● WHAT THE TASK ASKS:
Which lines of the material contain the word "Raghav"? Show each one.

*** RAW DATA

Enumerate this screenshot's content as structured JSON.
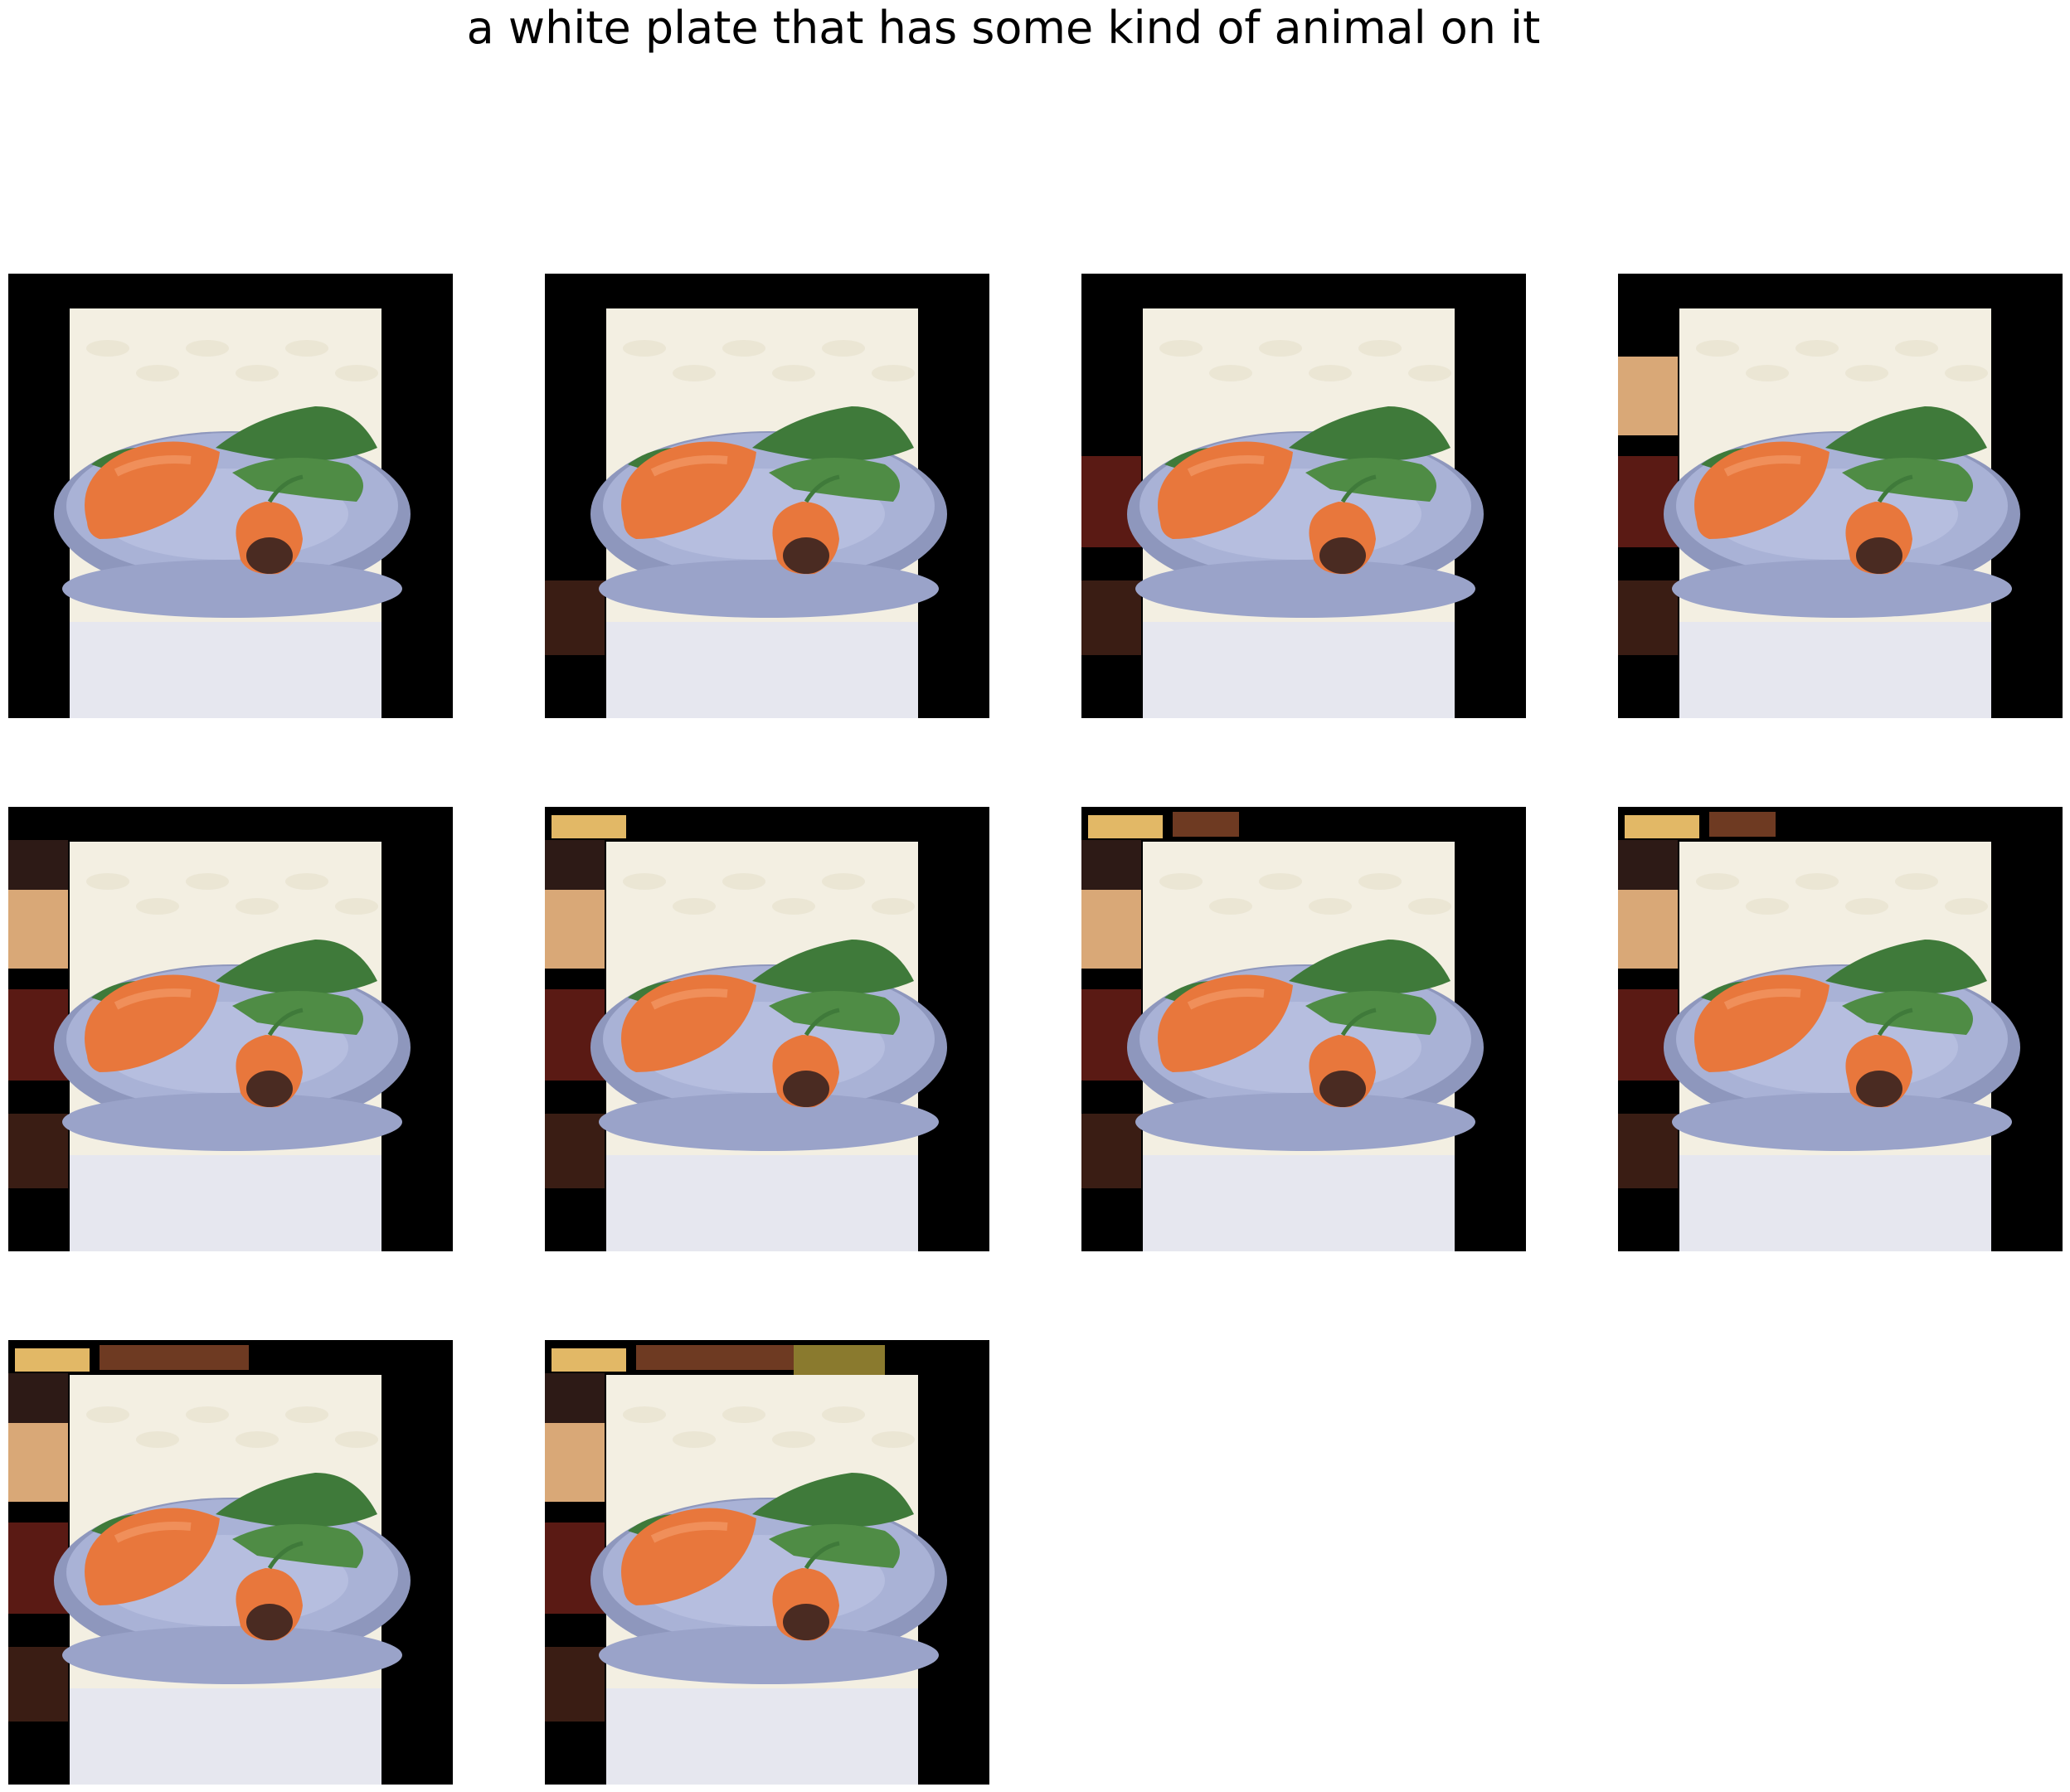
{
  "caption": "a white plate that has some kind of animal on it",
  "frames": [
    {
      "index": 1,
      "edge_artifacts": "none"
    },
    {
      "index": 2,
      "edge_artifacts": "left-bottom"
    },
    {
      "index": 3,
      "edge_artifacts": "left-middle"
    },
    {
      "index": 4,
      "edge_artifacts": "left-top"
    },
    {
      "index": 5,
      "edge_artifacts": "left-full"
    },
    {
      "index": 6,
      "edge_artifacts": "left-full-top-small"
    },
    {
      "index": 7,
      "edge_artifacts": "left-full-top-medium"
    },
    {
      "index": 8,
      "edge_artifacts": "left-full-top-medium"
    },
    {
      "index": 9,
      "edge_artifacts": "left-full-top-wide"
    },
    {
      "index": 10,
      "edge_artifacts": "left-full-top-wider"
    }
  ],
  "colors": {
    "background": "#ffffff",
    "frame_padding": "#000000",
    "tablecloth": "#f3efe2",
    "plate": "#a9b2d6",
    "carrot": "#e8773c",
    "greens": "#3f7a3a",
    "carrot_end": "#4a2b22"
  }
}
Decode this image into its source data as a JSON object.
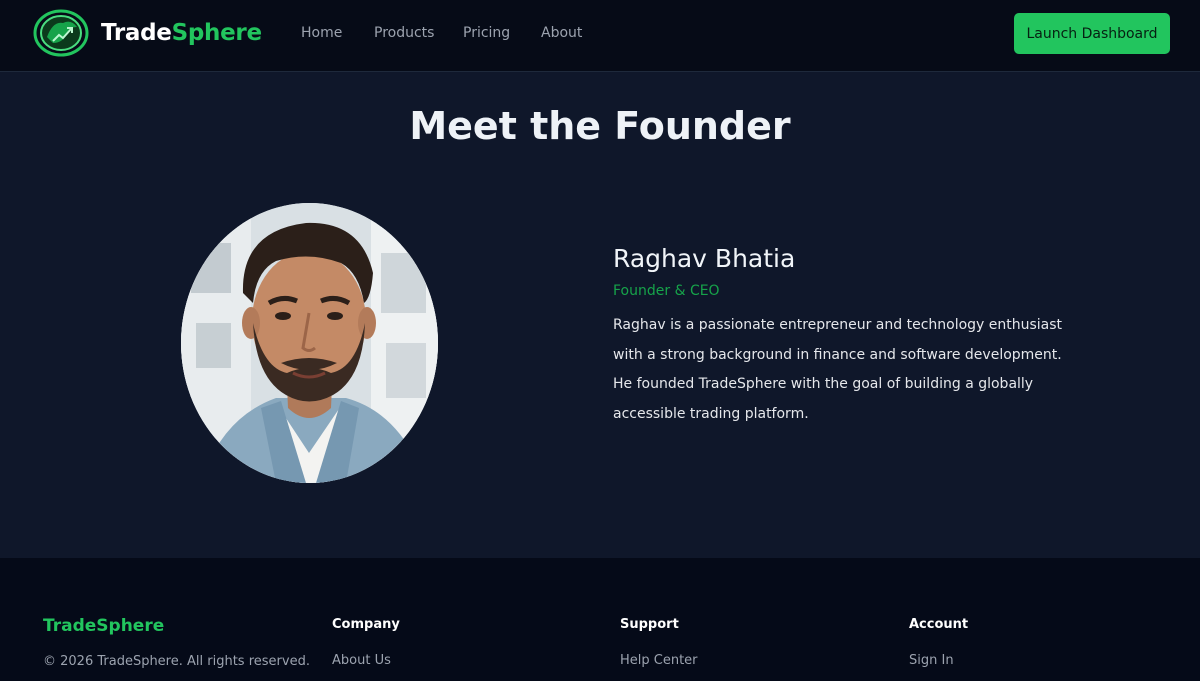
{
  "brand": {
    "name_part1": "Trade",
    "name_part2": "Sphere",
    "icon": "bull-logo-icon"
  },
  "nav": {
    "items": [
      "Home",
      "Products",
      "Pricing",
      "About"
    ]
  },
  "header": {
    "cta_label": "Launch Dashboard"
  },
  "main": {
    "title": "Meet the Founder",
    "founder": {
      "name": "Raghav Bhatia",
      "role": "Founder & CEO",
      "bio": "Raghav is a passionate entrepreneur and technology enthusiast with a strong background in finance and software development. He founded TradeSphere with the goal of building a globally accessible trading platform."
    }
  },
  "footer": {
    "brand": "TradeSphere",
    "copyright": "© 2026 TradeSphere. All rights reserved.",
    "columns": [
      {
        "heading": "Company",
        "link": "About Us"
      },
      {
        "heading": "Support",
        "link": "Help Center"
      },
      {
        "heading": "Account",
        "link": "Sign In"
      }
    ]
  },
  "colors": {
    "accent": "#22c55e",
    "background": "#0f172a",
    "header_bg": "#060b17"
  }
}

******

● TASK OUTPUT:
      "name": "Raghav Bhatia",
      "bio": "Raghav is a passionate entrepreneur and technology enthusiast with a strong background in finance and software development. He founded TradeSphere with the goal of building a globally accessible trading platform."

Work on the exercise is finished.